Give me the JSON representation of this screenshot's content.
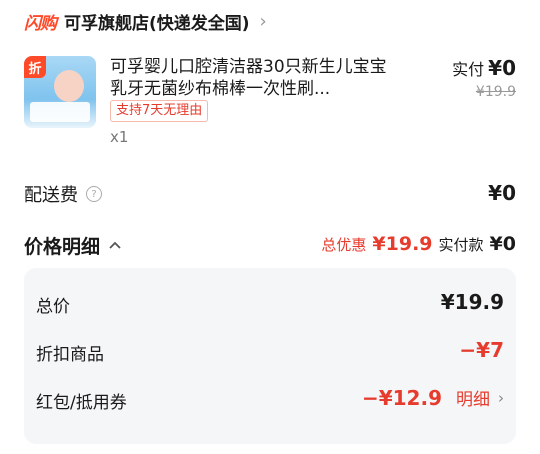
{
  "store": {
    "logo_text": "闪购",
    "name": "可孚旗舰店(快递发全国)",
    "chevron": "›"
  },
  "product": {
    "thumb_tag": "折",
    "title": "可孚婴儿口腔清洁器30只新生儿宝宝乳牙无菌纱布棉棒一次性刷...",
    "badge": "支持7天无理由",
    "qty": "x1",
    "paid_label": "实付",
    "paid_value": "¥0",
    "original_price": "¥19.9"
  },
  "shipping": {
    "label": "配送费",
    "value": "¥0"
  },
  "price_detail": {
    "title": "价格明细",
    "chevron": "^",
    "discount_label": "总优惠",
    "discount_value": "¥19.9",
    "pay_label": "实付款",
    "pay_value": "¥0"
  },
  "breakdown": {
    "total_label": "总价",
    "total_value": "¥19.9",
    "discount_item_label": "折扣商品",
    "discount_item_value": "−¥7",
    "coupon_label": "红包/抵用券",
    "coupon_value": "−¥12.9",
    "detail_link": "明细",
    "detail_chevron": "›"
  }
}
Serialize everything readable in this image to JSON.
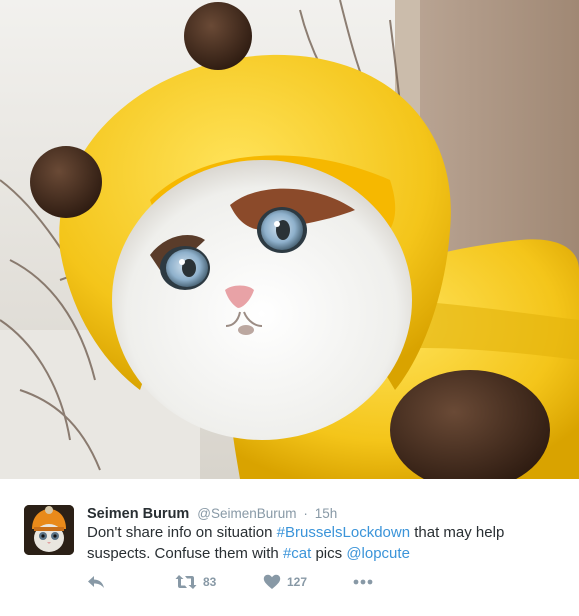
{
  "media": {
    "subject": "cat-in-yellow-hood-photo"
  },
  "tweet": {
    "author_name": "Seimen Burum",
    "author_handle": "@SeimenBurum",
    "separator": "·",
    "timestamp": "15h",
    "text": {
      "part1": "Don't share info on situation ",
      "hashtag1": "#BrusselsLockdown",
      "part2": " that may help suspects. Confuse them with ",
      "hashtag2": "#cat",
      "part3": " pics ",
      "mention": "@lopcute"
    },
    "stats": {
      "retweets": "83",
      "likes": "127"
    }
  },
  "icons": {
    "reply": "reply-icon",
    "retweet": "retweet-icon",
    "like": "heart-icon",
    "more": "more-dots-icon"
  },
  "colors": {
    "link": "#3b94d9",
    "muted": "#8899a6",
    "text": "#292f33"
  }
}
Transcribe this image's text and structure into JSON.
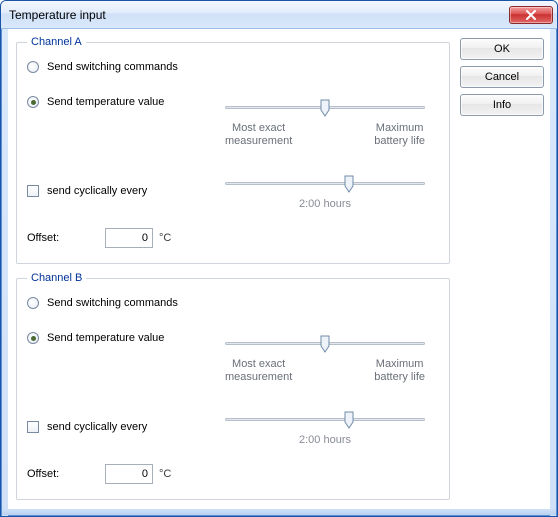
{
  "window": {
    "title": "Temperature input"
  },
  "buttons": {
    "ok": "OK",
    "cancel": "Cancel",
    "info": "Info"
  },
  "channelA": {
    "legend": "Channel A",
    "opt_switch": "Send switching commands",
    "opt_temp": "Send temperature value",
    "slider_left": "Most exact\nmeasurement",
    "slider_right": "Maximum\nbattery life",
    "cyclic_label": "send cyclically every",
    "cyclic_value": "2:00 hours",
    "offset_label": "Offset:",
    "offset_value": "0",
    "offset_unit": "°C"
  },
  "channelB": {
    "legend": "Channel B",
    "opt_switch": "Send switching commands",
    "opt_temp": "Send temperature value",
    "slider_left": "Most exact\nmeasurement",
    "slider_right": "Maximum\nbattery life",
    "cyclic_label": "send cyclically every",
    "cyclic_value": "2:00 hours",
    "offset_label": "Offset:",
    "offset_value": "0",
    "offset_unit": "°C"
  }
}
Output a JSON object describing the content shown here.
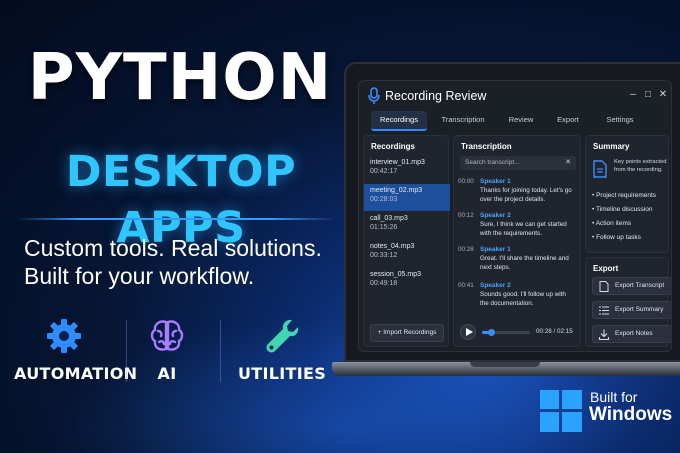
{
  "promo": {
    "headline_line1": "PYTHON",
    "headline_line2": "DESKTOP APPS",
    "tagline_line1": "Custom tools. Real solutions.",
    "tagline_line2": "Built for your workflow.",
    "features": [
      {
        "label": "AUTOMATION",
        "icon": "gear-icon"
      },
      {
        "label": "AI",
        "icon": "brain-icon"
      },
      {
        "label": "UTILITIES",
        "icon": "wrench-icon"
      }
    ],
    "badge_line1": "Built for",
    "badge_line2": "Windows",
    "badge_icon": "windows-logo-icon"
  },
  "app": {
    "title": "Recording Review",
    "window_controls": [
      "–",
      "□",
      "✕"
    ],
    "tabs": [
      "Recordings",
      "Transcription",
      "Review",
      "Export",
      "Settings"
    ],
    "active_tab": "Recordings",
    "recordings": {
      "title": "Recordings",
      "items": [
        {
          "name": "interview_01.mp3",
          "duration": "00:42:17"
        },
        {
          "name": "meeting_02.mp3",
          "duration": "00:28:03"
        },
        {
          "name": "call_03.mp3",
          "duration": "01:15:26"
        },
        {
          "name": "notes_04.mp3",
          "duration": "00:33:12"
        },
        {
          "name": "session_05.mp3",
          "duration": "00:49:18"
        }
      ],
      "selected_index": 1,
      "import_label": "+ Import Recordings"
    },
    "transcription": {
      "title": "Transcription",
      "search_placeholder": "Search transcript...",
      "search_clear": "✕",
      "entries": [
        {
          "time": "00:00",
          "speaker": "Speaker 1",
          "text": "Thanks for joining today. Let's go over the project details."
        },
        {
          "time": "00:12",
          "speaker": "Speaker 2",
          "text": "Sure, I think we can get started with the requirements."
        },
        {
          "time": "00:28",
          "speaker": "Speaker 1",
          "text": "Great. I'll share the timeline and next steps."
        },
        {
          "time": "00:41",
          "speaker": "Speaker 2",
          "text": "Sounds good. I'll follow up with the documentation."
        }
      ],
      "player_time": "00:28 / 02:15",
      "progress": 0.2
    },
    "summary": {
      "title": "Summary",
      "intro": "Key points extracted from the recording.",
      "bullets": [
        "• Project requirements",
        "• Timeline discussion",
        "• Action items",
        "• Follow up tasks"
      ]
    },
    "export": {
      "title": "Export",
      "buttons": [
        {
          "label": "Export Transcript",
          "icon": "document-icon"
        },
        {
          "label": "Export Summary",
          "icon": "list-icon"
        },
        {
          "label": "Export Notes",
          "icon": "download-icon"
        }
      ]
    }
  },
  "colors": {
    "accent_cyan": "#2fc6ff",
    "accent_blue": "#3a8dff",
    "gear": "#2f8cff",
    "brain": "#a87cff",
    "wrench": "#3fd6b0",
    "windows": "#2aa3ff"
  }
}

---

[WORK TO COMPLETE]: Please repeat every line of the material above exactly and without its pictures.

[ANSWER BOX]:
Give me the JSON representation of this screenshot's content.
{
  "store": {
    "logo_text": "闪购",
    "name": "可孚旗舰店(快递发全国)",
    "chevron": "›"
  },
  "product": {
    "thumb_tag": "折",
    "title": "可孚婴儿口腔清洁器30只新生儿宝宝乳牙无菌纱布棉棒一次性刷...",
    "badge": "支持7天无理由",
    "qty": "x1",
    "paid_label": "实付",
    "paid_value": "¥0",
    "original_price": "¥19.9"
  },
  "shipping": {
    "label": "配送费",
    "value": "¥0"
  },
  "price_detail": {
    "title": "价格明细",
    "chevron": "^",
    "discount_label": "总优惠",
    "discount_value": "¥19.9",
    "pay_label": "实付款",
    "pay_value": "¥0"
  },
  "breakdown": {
    "total_label": "总价",
    "total_value": "¥19.9",
    "discount_item_label": "折扣商品",
    "discount_item_value": "−¥7",
    "coupon_label": "红包/抵用券",
    "coupon_value": "−¥12.9",
    "detail_link": "明细",
    "detail_chevron": "›"
  }
}
Serialize everything readable in this image to JSON.
{
  "media": {
    "subject": "cat-in-yellow-hood-photo"
  },
  "tweet": {
    "author_name": "Seimen Burum",
    "author_handle": "@SeimenBurum",
    "separator": "·",
    "timestamp": "15h",
    "text": {
      "part1": "Don't share info on situation ",
      "hashtag1": "#BrusselsLockdown",
      "part2": " that may help suspects. Confuse them with ",
      "hashtag2": "#cat",
      "part3": " pics ",
      "mention": "@lopcute"
    },
    "stats": {
      "retweets": "83",
      "likes": "127"
    }
  },
  "icons": {
    "reply": "reply-icon",
    "retweet": "retweet-icon",
    "like": "heart-icon",
    "more": "more-dots-icon"
  },
  "colors": {
    "link": "#3b94d9",
    "muted": "#8899a6",
    "text": "#292f33"
  }
}
Transcribe this image's text and structure into JSON.
{
  "window": {
    "title": "Temperature input"
  },
  "buttons": {
    "ok": "OK",
    "cancel": "Cancel",
    "info": "Info"
  },
  "channelA": {
    "legend": "Channel A",
    "opt_switch": "Send switching commands",
    "opt_temp": "Send temperature value",
    "slider_left": "Most exact\nmeasurement",
    "slider_right": "Maximum\nbattery life",
    "cyclic_label": "send cyclically every",
    "cyclic_value": "2:00 hours",
    "offset_label": "Offset:",
    "offset_value": "0",
    "offset_unit": "°C"
  },
  "channelB": {
    "legend": "Channel B",
    "opt_switch": "Send switching commands",
    "opt_temp": "Send temperature value",
    "slider_left": "Most exact\nmeasurement",
    "slider_right": "Maximum\nbattery life",
    "cyclic_label": "send cyclically every",
    "cyclic_value": "2:00 hours",
    "offset_label": "Offset:",
    "offset_value": "0",
    "offset_unit": "°C"
  }
}
Output a JSON object describing the content shown here.
{
  "promo": {
    "headline_line1": "PYTHON",
    "headline_line2": "DESKTOP APPS",
    "tagline_line1": "Custom tools. Real solutions.",
    "tagline_line2": "Built for your workflow.",
    "features": [
      {
        "label": "AUTOMATION",
        "icon": "gear-icon"
      },
      {
        "label": "AI",
        "icon": "brain-icon"
      },
      {
        "label": "UTILITIES",
        "icon": "wrench-icon"
      }
    ],
    "badge_line1": "Built for",
    "badge_line2": "Windows",
    "badge_icon": "windows-logo-icon"
  },
  "app": {
    "title": "Recording Review",
    "window_controls": [
      "–",
      "□",
      "✕"
    ],
    "tabs": [
      "Recordings",
      "Transcription",
      "Review",
      "Export",
      "Settings"
    ],
    "active_tab": "Recordings",
    "recordings": {
      "title": "Recordings",
      "items": [
        {
          "name": "interview_01.mp3",
          "duration": "00:42:17"
        },
        {
          "name": "meeting_02.mp3",
          "duration": "00:28:03"
        },
        {
          "name": "call_03.mp3",
          "duration": "01:15:26"
        },
        {
          "name": "notes_04.mp3",
          "duration": "00:33:12"
        },
        {
          "name": "session_05.mp3",
          "duration": "00:49:18"
        }
      ],
      "selected_index": 1,
      "import_label": "+ Import Recordings"
    },
    "transcription": {
      "title": "Transcription",
      "search_placeholder": "Search transcript...",
      "search_clear": "✕",
      "entries": [
        {
          "time": "00:00",
          "speaker": "Speaker 1",
          "text": "Thanks for joining today. Let's go over the project details."
        },
        {
          "time": "00:12",
          "speaker": "Speaker 2",
          "text": "Sure, I think we can get started with the requirements."
        },
        {
          "time": "00:28",
          "speaker": "Speaker 1",
          "text": "Great. I'll share the timeline and next steps."
        },
        {
          "time": "00:41",
          "speaker": "Speaker 2",
          "text": "Sounds good. I'll follow up with the documentation."
        }
      ],
      "player_time": "00:28 / 02:15",
      "progress": 0.2
    },
    "summary": {
      "title": "Summary",
      "intro": "Key points extracted from the recording.",
      "bullets": [
        "• Project requirements",
        "• Timeline discussion",
        "• Action items",
        "• Follow up tasks"
      ]
    },
    "export": {
      "title": "Export",
      "buttons": [
        {
          "label": "Export Transcript",
          "icon": "document-icon"
        },
        {
          "label": "Export Summary",
          "icon": "list-icon"
        },
        {
          "label": "Export Notes",
          "icon": "download-icon"
        }
      ]
    }
  },
  "colors": {
    "accent_cyan": "#2fc6ff",
    "accent_blue": "#3a8dff",
    "gear": "#2f8cff",
    "brain": "#a87cff",
    "wrench": "#3fd6b0",
    "windows": "#2aa3ff"
  }
}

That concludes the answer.